300 million people use Instagram every day. A very small percentage of those users are climbers...but with a clever strategy and an awesome climbing photo, you can spread your love of climbing to a lot more people than you think.
Here’s a rundown of our recommended formula, with more detailed information below. Use it to transform your climbing photos into Instagram gold!
Line up the shot
Tweak the lighting and colors
Shoot the coolest moves
Don't mislead your viewers
Be a wordsmith
Post your photo
This is where it all begins. You’re not going to shock and delight the socialsphere with a crap photo, so focus on aesthetics. Here are some techniques to try out:
Try to use the good ol’ “rule of thirds” technique when framing your shot. Visualize two equally spaced vertical lines and two equally spaced horizontal lines within the frame, splitting it into nine equal parts. Try to place the elements of your photo along these lines or at their intersections. This strategy would be much easier if Instagram ever implemented a Crop tool so you could modify the borders of your photo. But alas.
When your partner wears brown pants and a grey shirt to a talus field, he is not being a good subject. He’ll blend right into the rocks; he may as well have just stayed home. What an inconsiderate guy.
It’s simple: wear colors that pop. Red, orange, deep yellow, bright blue, or green. Whatever—wear pink. Just don’t set yourself up to look like a disembodied head and arms floating around the boulder field.
After you’ve uploaded your photo, try using the manual editing options to spice it up a bit. How do you make a photo look authentic without seeming over-edited? Don’t go overboard. Here’s what we recommend:
Play around with the settings, but try not to go crazy. A shot that is clearly overedited usually bombs.
There are beautiful moments on every climb. These are what you should focus on when taking photos!
What would you rather see? Your friend looking down, clearly between moves on the climb, maybe in a strange body position? Or the same friend sticking the next move, legs splayed horizontally in mid-swing, face contorted in effort?
It can be difficult to capture these moments during the actual ascent of the climb. Don’t feel bad about asking your subject to hop on the middle of the climb to get the perfect shot—it’s worth it.
Some people would argue that you shouldn’t post a photo of anyone on a route or boulder they haven’t actually climbed. This is a fair point. Ethically speaking, however, the problem truly lies in perception. Are you making it seem like the subject of your photo completed the climb when she actually didn’t? Are you intentionally misleading viewers?

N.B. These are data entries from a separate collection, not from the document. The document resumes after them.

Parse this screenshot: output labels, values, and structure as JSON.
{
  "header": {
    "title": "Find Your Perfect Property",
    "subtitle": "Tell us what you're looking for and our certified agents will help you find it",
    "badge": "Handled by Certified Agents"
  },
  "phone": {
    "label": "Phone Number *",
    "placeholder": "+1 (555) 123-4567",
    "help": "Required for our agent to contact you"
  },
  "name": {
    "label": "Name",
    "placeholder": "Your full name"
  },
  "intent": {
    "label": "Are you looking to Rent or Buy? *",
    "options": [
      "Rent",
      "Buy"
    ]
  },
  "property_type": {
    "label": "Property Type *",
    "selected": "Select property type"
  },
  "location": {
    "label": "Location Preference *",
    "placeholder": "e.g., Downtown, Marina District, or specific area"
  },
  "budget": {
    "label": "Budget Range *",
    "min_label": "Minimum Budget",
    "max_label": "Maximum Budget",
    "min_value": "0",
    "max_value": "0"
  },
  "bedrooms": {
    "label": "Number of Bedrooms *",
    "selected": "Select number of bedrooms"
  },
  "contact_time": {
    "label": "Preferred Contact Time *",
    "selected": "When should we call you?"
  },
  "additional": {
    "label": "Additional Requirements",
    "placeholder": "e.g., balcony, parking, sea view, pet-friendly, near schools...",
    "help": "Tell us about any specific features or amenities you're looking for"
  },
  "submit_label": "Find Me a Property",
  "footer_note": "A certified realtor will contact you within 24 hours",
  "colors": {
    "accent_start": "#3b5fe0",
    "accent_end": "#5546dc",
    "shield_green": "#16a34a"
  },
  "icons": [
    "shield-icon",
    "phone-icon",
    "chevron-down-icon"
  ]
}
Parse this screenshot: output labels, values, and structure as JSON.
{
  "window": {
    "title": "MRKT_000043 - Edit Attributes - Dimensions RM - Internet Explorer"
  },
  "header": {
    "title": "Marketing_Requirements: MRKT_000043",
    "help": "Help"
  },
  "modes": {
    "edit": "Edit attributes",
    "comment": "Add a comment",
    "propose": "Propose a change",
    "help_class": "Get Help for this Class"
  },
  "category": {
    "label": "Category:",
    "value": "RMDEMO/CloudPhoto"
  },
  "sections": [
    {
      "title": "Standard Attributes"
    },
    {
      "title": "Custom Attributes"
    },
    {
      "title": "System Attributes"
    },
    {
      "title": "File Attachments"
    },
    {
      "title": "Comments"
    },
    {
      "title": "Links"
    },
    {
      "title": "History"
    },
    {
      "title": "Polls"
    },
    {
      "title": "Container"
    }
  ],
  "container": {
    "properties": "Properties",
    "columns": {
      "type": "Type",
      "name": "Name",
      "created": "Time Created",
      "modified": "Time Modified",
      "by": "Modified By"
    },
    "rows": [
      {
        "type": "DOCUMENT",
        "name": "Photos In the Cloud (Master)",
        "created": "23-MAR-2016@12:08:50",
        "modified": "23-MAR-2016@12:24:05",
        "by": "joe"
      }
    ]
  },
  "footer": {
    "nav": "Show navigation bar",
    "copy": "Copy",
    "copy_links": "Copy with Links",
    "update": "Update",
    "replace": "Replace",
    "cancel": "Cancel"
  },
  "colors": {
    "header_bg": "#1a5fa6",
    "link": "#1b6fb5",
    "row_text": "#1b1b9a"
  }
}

To avoid controversy, just be clear about what’s actually going on. Be transparent. “Sam linking moves on _______, an area classic,” or “Sam working ________.” You can pull this off relatively easily in the photo’s caption.
In a similar vein, make sure to credit any photographers you repost. There has been a recent trend of certain users reposting photos without giving any explanation or credit. That is stealing, plain and simple.
Your photo is painfully gorgeous, striking joy and nostalgia into the hearts of all who witness it. So why should your caption be any less captivating? In some cases you might feel a caption is unnecessary, but you should consider writing one most of the time as a way to more effectively engage with your audience.
There isn’t really any right way to create a caption. What do we recommend? Be unique. Be yourself. Need some grammar tips? Check out hemingwayapp.com
This step is the one that exposes you to the harsh, unforgiving world of social media. Hashtags are basically keywords that relate to your post with a # symbol in front of them. Include “#climbing” somewhere in your post, and your photo will be stored in an endless archive of photos with the same hashtag for all to see.
You can go as crazy as you’d like with hashtags. If you do decide to maximize your exposure by dropping 90 hashtags into your post, we recommend two things:
The time has come to post. Release your creation into reality.
Luckily for us, our tight-knit climbing community is generally very receptive and kind to quality photos. All previous jokes and recommendations aside, what we advise over all else is to simply share your love of climbing with your peers. Happy ‘Gramming!
Connor Griffith has been climbing for 13 years in areas across the world, from California to Colorado to Switzerland. A V11 boulderer with multiple first ascents around the globe, Connor is also a professional route setter, a student of climbing movement, and a coach.
(Nearly) All photos property of Person of Interest Ltd.